_What you are asked to do_: Search the entries below for the word "name" and copy each line that has it.

━━━━━ Task data ━━━━━

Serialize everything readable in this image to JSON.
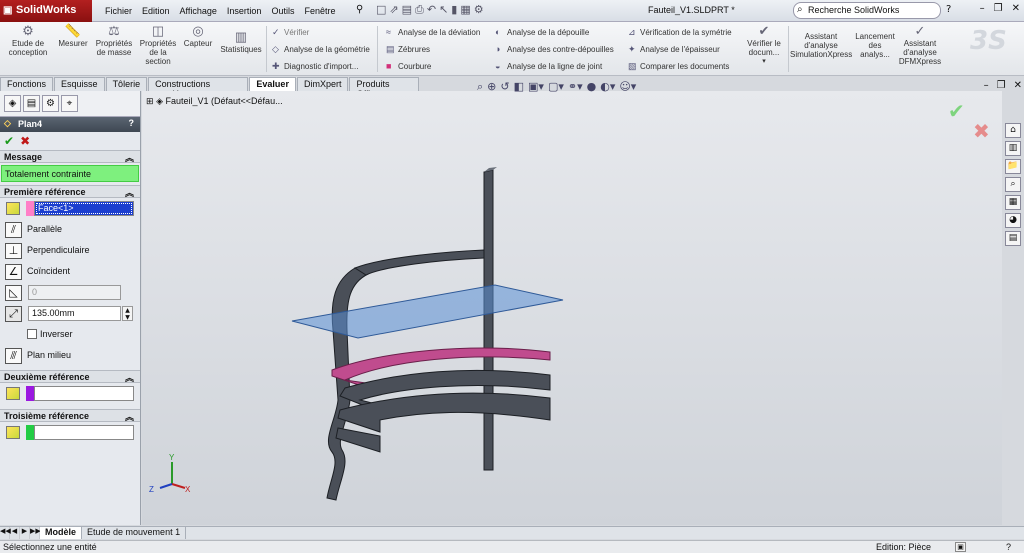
{
  "app": {
    "logo": "SolidWorks",
    "document_title": "Fauteil_V1.SLDPRT *"
  },
  "menu": [
    "Fichier",
    "Edition",
    "Affichage",
    "Insertion",
    "Outils",
    "Fenêtre"
  ],
  "search": {
    "placeholder": "Recherche SolidWorks"
  },
  "ribbon": {
    "large": [
      {
        "label": "Etude de conception",
        "icon": "design-study-icon"
      },
      {
        "label": "Mesurer",
        "icon": "measure-icon"
      },
      {
        "label": "Propriétés de masse",
        "icon": "mass-properties-icon"
      },
      {
        "label": "Propriétés de la section",
        "icon": "section-properties-icon"
      },
      {
        "label": "Capteur",
        "icon": "sensor-icon"
      },
      {
        "label": "Statistiques",
        "icon": "statistics-icon"
      }
    ],
    "col1": [
      "Vérifier",
      "Analyse de la géométrie",
      "Diagnostic d'import..."
    ],
    "col2": [
      "Analyse de la déviation",
      "Zébrures",
      "Courbure"
    ],
    "col3": [
      "Analyse de la dépouille",
      "Analyse des contre-dépouilles",
      "Analyse de la ligne de joint"
    ],
    "col4": [
      "Vérification de la symétrie",
      "Analyse de l'épaisseur",
      "Comparer les documents"
    ],
    "right": [
      {
        "label": "Vérifier le docum...",
        "icon": "check-document-icon"
      },
      {
        "label": "Assistant d'analyse SimulationXpress",
        "icon": "simulationxpress-icon"
      },
      {
        "label": "Lancement des analys...",
        "icon": "launch-analysis-icon"
      },
      {
        "label": "Assistant d'analyse DFMXpress",
        "icon": "dfmxpress-icon"
      }
    ]
  },
  "tabs": [
    "Fonctions",
    "Esquisse",
    "Tôlerie",
    "Constructions soudées",
    "Evaluer",
    "DimXpert",
    "Produits Office"
  ],
  "active_tab": "Evaluer",
  "property_manager": {
    "title": "Plan4",
    "help": "?",
    "message_header": "Message",
    "message": "Totalement contrainte",
    "first_ref": {
      "header": "Première référence",
      "selection": "Face<1>",
      "options": [
        "Parallèle",
        "Perpendiculaire",
        "Coïncident"
      ],
      "angle_value": "0",
      "distance_value": "135.00mm",
      "invert_label": "Inverser",
      "mid_plane_label": "Plan milieu"
    },
    "second_ref": {
      "header": "Deuxième référence"
    },
    "third_ref": {
      "header": "Troisième référence"
    }
  },
  "tree": {
    "label": "Fauteil_V1  (Défaut<<Défau..."
  },
  "bottom_tabs": [
    "Modèle",
    "Etude de mouvement 1"
  ],
  "status": {
    "left": "Sélectionnez une entité",
    "right": "Edition: Pièce",
    "help": "?"
  },
  "axis": {
    "x": "X",
    "y": "Y",
    "z": "Z"
  },
  "colors": {
    "message_bg": "#7ef07e",
    "selection_bg": "#1b3ecf",
    "ref1": "#ff7fc8",
    "ref2": "#9a18e0",
    "ref3": "#22cc44",
    "plane": "#5b8fd6",
    "highlight_face": "#c04c8e"
  }
}
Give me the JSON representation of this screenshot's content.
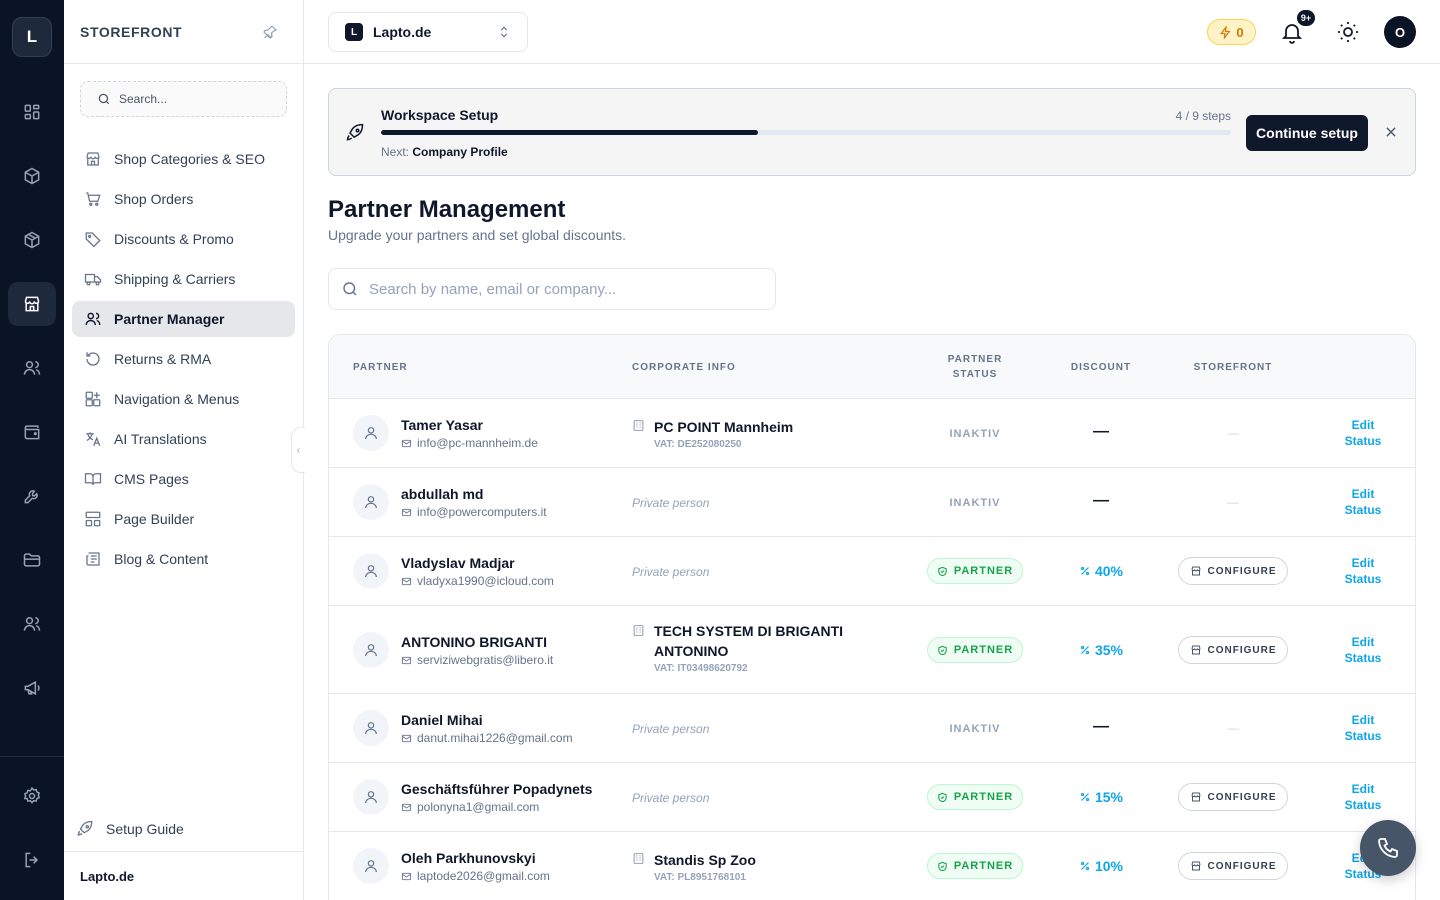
{
  "rail": {
    "logo": "L",
    "icons": [
      "dashboard-icon",
      "box-icon",
      "package-icon",
      "store-icon",
      "users-icon",
      "wallet-icon",
      "wrench-icon",
      "folder-icon",
      "team-icon",
      "megaphone-icon",
      "settings-icon",
      "logout-icon"
    ],
    "active": "store-icon"
  },
  "sidebar": {
    "title": "STOREFRONT",
    "search_placeholder": "Search...",
    "items": [
      {
        "label": "Shop Categories & SEO",
        "icon": "store-icon"
      },
      {
        "label": "Shop Orders",
        "icon": "cart-icon"
      },
      {
        "label": "Discounts & Promo",
        "icon": "tag-icon"
      },
      {
        "label": "Shipping & Carriers",
        "icon": "truck-icon"
      },
      {
        "label": "Partner Manager",
        "icon": "users-icon",
        "active": true
      },
      {
        "label": "Returns & RMA",
        "icon": "return-icon"
      },
      {
        "label": "Navigation & Menus",
        "icon": "grid-plus-icon"
      },
      {
        "label": "AI Translations",
        "icon": "translate-icon"
      },
      {
        "label": "CMS Pages",
        "icon": "book-icon"
      },
      {
        "label": "Page Builder",
        "icon": "layout-icon"
      },
      {
        "label": "Blog & Content",
        "icon": "newspaper-icon"
      }
    ],
    "setup_guide": "Setup Guide",
    "footer": "Lapto.de"
  },
  "topbar": {
    "workspace_badge": "L",
    "workspace": "Lapto.de",
    "credits": "0",
    "notifications": "9+",
    "avatar": "O"
  },
  "banner": {
    "title": "Workspace Setup",
    "steps": "4 / 9 steps",
    "progress": 0.444,
    "next_label": "Next:",
    "next_value": "Company Profile",
    "button": "Continue setup"
  },
  "page": {
    "title": "Partner Management",
    "subtitle": "Upgrade your partners and set global discounts.",
    "search_placeholder": "Search by name, email or company..."
  },
  "table": {
    "headers": {
      "partner": "PARTNER",
      "corporate": "CORPORATE INFO",
      "status_line1": "PARTNER",
      "status_line2": "STATUS",
      "discount": "DISCOUNT",
      "storefront": "STOREFRONT"
    },
    "rows": [
      {
        "name": "Tamer Yasar",
        "email": "info@pc-mannheim.de",
        "company": "PC POINT Mannheim",
        "vat": "VAT: DE252080250",
        "status": "INAKTIV",
        "discount": "—",
        "storefront": "—",
        "edit": "Edit",
        "edit2": "Status"
      },
      {
        "name": "abdullah md",
        "email": "info@powercomputers.it",
        "private": "Private person",
        "status": "INAKTIV",
        "discount": "—",
        "storefront": "—",
        "edit": "Edit",
        "edit2": "Status"
      },
      {
        "name": "Vladyslav Madjar",
        "email": "vladyxa1990@icloud.com",
        "private": "Private person",
        "status": "PARTNER",
        "discount": "40%",
        "storefront": "CONFIGURE",
        "edit": "Edit",
        "edit2": "Status"
      },
      {
        "name": "ANTONINO BRIGANTI",
        "email": "serviziwebgratis@libero.it",
        "company": "TECH SYSTEM DI BRIGANTI ANTONINO",
        "vat": "VAT: IT03498620792",
        "status": "PARTNER",
        "discount": "35%",
        "storefront": "CONFIGURE",
        "edit": "Edit",
        "edit2": "Status"
      },
      {
        "name": "Daniel Mihai",
        "email": "danut.mihai1226@gmail.com",
        "private": "Private person",
        "status": "INAKTIV",
        "discount": "—",
        "storefront": "—",
        "edit": "Edit",
        "edit2": "Status"
      },
      {
        "name": "Geschäftsführer Popadynets",
        "email": "polonyna1@gmail.com",
        "private": "Private person",
        "status": "PARTNER",
        "discount": "15%",
        "storefront": "CONFIGURE",
        "edit": "Edit",
        "edit2": "Status"
      },
      {
        "name": "Oleh Parkhunovskyi",
        "email": "laptode2026@gmail.com",
        "company": "Standis Sp Zoo",
        "vat": "VAT: PL8951768101",
        "status": "PARTNER",
        "discount": "10%",
        "storefront": "CONFIGURE",
        "edit": "Edit",
        "edit2": "Status"
      }
    ]
  },
  "fab": {
    "icon": "phone-icon"
  }
}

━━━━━

_Result below_:
    "search_placeholder": "Search by name, email or company..."
        "name": "Tamer Yasar",
        "name": "abdullah md",
        "name": "Vladyslav Madjar",
        "name": "ANTONINO BRIGANTI",
        "name": "Daniel Mihai",
        "name": "Geschäftsführer Popadynets",
        "name": "Oleh Parkhunovskyi",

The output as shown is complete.